> Work order
An exact copy of the listing below is required, minus its pictures.

_ _ _ _ _

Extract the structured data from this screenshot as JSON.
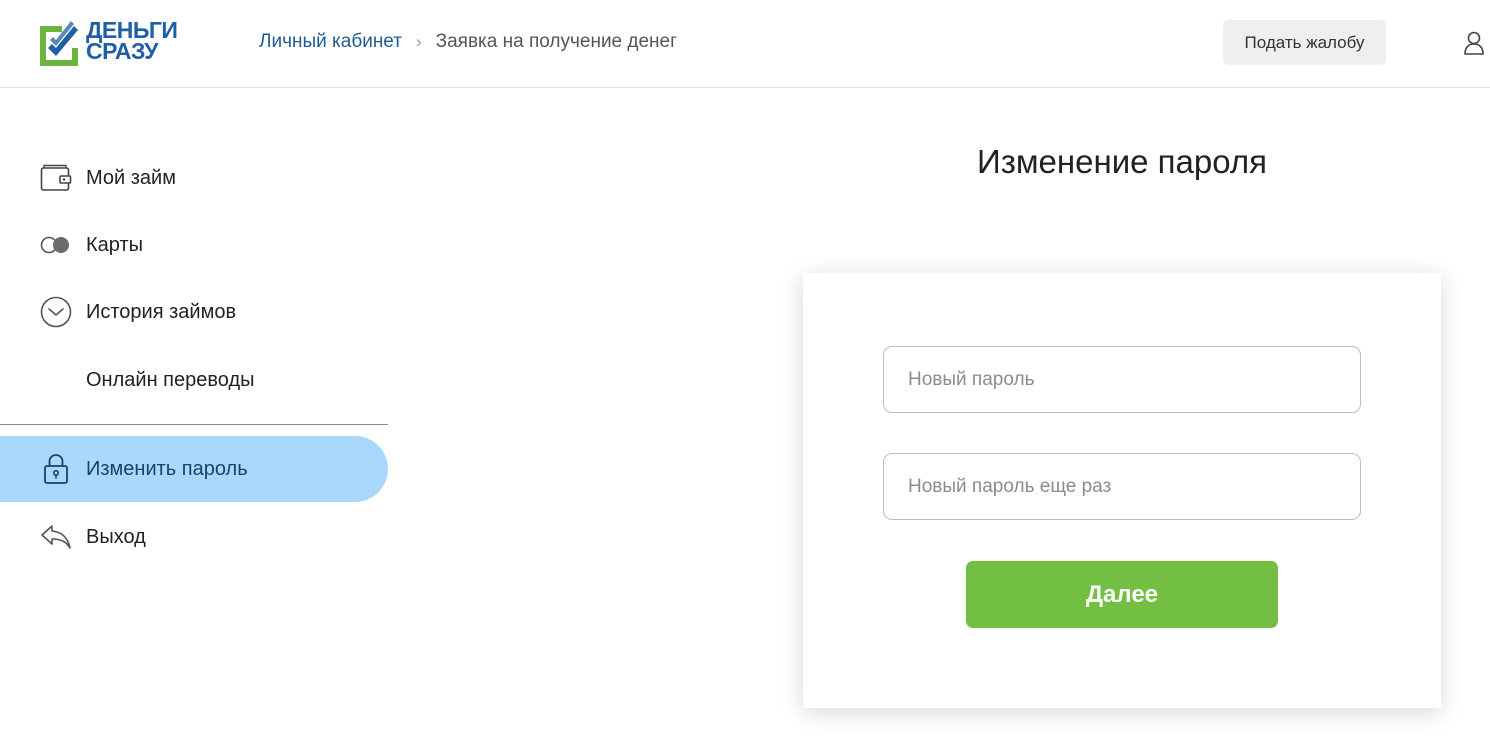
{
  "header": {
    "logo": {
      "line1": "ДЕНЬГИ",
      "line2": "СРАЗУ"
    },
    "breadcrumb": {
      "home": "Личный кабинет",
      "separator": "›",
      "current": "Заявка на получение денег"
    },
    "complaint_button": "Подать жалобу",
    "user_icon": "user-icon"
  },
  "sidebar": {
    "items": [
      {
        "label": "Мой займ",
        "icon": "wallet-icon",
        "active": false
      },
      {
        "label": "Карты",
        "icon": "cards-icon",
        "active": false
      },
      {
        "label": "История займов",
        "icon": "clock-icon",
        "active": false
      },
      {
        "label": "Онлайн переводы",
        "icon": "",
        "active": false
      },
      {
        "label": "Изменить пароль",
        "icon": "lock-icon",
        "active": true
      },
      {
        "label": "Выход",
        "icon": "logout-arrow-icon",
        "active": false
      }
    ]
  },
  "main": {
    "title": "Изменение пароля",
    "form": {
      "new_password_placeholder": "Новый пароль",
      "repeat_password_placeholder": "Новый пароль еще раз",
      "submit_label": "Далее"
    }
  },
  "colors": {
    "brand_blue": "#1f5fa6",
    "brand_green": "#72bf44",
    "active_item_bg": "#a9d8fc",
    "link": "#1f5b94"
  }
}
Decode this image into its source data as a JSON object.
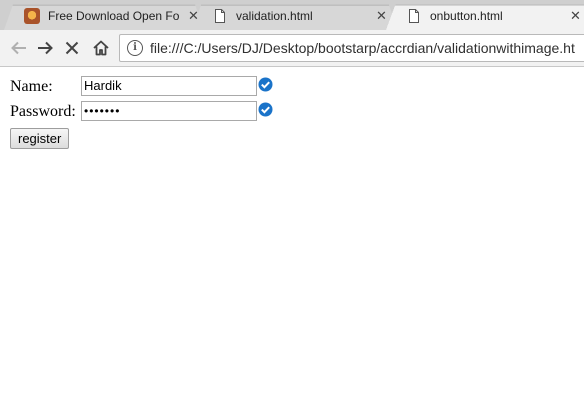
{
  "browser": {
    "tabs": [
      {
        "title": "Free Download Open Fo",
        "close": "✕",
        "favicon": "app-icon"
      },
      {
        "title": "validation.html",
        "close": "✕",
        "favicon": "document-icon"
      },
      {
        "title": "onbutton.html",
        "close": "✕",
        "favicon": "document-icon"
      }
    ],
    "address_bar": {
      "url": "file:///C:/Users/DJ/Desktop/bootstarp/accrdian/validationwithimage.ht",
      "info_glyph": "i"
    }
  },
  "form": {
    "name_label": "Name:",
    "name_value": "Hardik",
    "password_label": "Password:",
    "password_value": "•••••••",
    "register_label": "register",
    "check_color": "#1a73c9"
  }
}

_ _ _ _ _

> Solution to the exercise
Extract the structured data from this screenshot as JSON.
{
  "header": {
    "logo": {
      "line1": "ДЕНЬГИ",
      "line2": "СРАЗУ"
    },
    "breadcrumb": {
      "home": "Личный кабинет",
      "separator": "›",
      "current": "Заявка на получение денег"
    },
    "complaint_button": "Подать жалобу",
    "user_icon": "user-icon"
  },
  "sidebar": {
    "items": [
      {
        "label": "Мой займ",
        "icon": "wallet-icon",
        "active": false
      },
      {
        "label": "Карты",
        "icon": "cards-icon",
        "active": false
      },
      {
        "label": "История займов",
        "icon": "clock-icon",
        "active": false
      },
      {
        "label": "Онлайн переводы",
        "icon": "",
        "active": false
      },
      {
        "label": "Изменить пароль",
        "icon": "lock-icon",
        "active": true
      },
      {
        "label": "Выход",
        "icon": "logout-arrow-icon",
        "active": false
      }
    ]
  },
  "main": {
    "title": "Изменение пароля",
    "form": {
      "new_password_placeholder": "Новый пароль",
      "repeat_password_placeholder": "Новый пароль еще раз",
      "submit_label": "Далее"
    }
  },
  "colors": {
    "brand_blue": "#1f5fa6",
    "brand_green": "#72bf44",
    "active_item_bg": "#a9d8fc",
    "link": "#1f5b94"
  }
}
Decode this image into its source data as a JSON object.
{
  "browser": {
    "tabs": [
      {
        "title": "Free Download Open Fo",
        "close": "✕",
        "favicon": "app-icon"
      },
      {
        "title": "validation.html",
        "close": "✕",
        "favicon": "document-icon"
      },
      {
        "title": "onbutton.html",
        "close": "✕",
        "favicon": "document-icon"
      }
    ],
    "address_bar": {
      "url": "file:///C:/Users/DJ/Desktop/bootstarp/accrdian/validationwithimage.ht",
      "info_glyph": "i"
    }
  },
  "form": {
    "name_label": "Name:",
    "name_value": "Hardik",
    "password_label": "Password:",
    "password_value": "•••••••",
    "register_label": "register",
    "check_color": "#1a73c9"
  }
}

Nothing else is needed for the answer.